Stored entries
• • • •
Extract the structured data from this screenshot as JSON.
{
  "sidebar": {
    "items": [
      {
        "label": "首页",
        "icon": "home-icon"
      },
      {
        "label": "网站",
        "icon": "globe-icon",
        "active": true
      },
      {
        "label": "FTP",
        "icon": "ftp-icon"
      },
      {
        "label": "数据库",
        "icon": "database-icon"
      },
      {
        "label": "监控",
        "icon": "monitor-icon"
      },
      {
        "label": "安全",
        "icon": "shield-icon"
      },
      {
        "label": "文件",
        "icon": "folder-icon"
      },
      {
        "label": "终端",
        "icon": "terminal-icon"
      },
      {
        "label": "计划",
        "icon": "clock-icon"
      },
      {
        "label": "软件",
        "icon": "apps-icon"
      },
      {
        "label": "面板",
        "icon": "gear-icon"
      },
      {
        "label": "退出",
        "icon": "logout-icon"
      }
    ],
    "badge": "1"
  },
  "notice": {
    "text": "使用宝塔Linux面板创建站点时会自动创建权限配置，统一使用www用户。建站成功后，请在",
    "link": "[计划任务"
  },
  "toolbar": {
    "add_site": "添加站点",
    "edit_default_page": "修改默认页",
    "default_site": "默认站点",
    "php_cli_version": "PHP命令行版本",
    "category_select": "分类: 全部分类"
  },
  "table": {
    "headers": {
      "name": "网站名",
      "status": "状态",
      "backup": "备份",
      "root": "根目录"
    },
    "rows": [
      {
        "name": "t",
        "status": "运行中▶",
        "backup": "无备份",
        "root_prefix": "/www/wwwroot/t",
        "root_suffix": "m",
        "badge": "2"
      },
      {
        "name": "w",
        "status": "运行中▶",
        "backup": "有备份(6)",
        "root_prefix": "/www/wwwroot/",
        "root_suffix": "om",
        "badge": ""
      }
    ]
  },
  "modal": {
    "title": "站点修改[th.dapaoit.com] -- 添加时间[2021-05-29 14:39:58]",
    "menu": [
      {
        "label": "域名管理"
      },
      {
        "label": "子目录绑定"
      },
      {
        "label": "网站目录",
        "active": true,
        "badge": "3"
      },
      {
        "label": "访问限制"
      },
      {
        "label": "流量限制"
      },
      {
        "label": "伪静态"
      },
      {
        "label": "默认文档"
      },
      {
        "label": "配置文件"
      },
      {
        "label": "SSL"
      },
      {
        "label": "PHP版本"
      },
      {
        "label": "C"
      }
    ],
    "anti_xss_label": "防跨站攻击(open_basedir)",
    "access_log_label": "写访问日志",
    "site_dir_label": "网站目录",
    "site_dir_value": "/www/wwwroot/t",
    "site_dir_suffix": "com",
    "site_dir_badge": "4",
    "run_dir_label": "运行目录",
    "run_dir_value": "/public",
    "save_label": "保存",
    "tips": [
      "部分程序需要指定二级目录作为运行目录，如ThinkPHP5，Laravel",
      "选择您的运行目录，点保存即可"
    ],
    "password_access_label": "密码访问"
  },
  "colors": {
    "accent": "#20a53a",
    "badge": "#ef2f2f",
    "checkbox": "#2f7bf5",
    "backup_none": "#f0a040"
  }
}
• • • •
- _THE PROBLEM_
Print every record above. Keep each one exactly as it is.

- _SOLVED PROBLEM_
Extract the structured data from this screenshot as JSON.
{
  "sidebar": {
    "items": [
      {
        "label": "首页",
        "icon": "home-icon"
      },
      {
        "label": "网站",
        "icon": "globe-icon",
        "active": true
      },
      {
        "label": "FTP",
        "icon": "ftp-icon"
      },
      {
        "label": "数据库",
        "icon": "database-icon"
      },
      {
        "label": "监控",
        "icon": "monitor-icon"
      },
      {
        "label": "安全",
        "icon": "shield-icon"
      },
      {
        "label": "文件",
        "icon": "folder-icon"
      },
      {
        "label": "终端",
        "icon": "terminal-icon"
      },
      {
        "label": "计划",
        "icon": "clock-icon"
      },
      {
        "label": "软件",
        "icon": "apps-icon"
      },
      {
        "label": "面板",
        "icon": "gear-icon"
      },
      {
        "label": "退出",
        "icon": "logout-icon"
      }
    ],
    "badge": "1"
  },
  "notice": {
    "text": "使用宝塔Linux面板创建站点时会自动创建权限配置，统一使用www用户。建站成功后，请在",
    "link": "[计划任务"
  },
  "toolbar": {
    "add_site": "添加站点",
    "edit_default_page": "修改默认页",
    "default_site": "默认站点",
    "php_cli_version": "PHP命令行版本",
    "category_select": "分类: 全部分类"
  },
  "table": {
    "headers": {
      "name": "网站名",
      "status": "状态",
      "backup": "备份",
      "root": "根目录"
    },
    "rows": [
      {
        "name": "t",
        "status": "运行中▶",
        "backup": "无备份",
        "root_prefix": "/www/wwwroot/t",
        "root_suffix": "m",
        "badge": "2"
      },
      {
        "name": "w",
        "status": "运行中▶",
        "backup": "有备份(6)",
        "root_prefix": "/www/wwwroot/",
        "root_suffix": "om",
        "badge": ""
      }
    ]
  },
  "modal": {
    "title": "站点修改[th.dapaoit.com] -- 添加时间[2021-05-29 14:39:58]",
    "menu": [
      {
        "label": "域名管理"
      },
      {
        "label": "子目录绑定"
      },
      {
        "label": "网站目录",
        "active": true,
        "badge": "3"
      },
      {
        "label": "访问限制"
      },
      {
        "label": "流量限制"
      },
      {
        "label": "伪静态"
      },
      {
        "label": "默认文档"
      },
      {
        "label": "配置文件"
      },
      {
        "label": "SSL"
      },
      {
        "label": "PHP版本"
      },
      {
        "label": "C"
      }
    ],
    "anti_xss_label": "防跨站攻击(open_basedir)",
    "access_log_label": "写访问日志",
    "site_dir_label": "网站目录",
    "site_dir_value": "/www/wwwroot/t",
    "site_dir_suffix": "com",
    "site_dir_badge": "4",
    "run_dir_label": "运行目录",
    "run_dir_value": "/public",
    "save_label": "保存",
    "tips": [
      "部分程序需要指定二级目录作为运行目录，如ThinkPHP5，Laravel",
      "选择您的运行目录，点保存即可"
    ],
    "password_access_label": "密码访问"
  },
  "colors": {
    "accent": "#20a53a",
    "badge": "#ef2f2f",
    "checkbox": "#2f7bf5",
    "backup_none": "#f0a040"
  }
}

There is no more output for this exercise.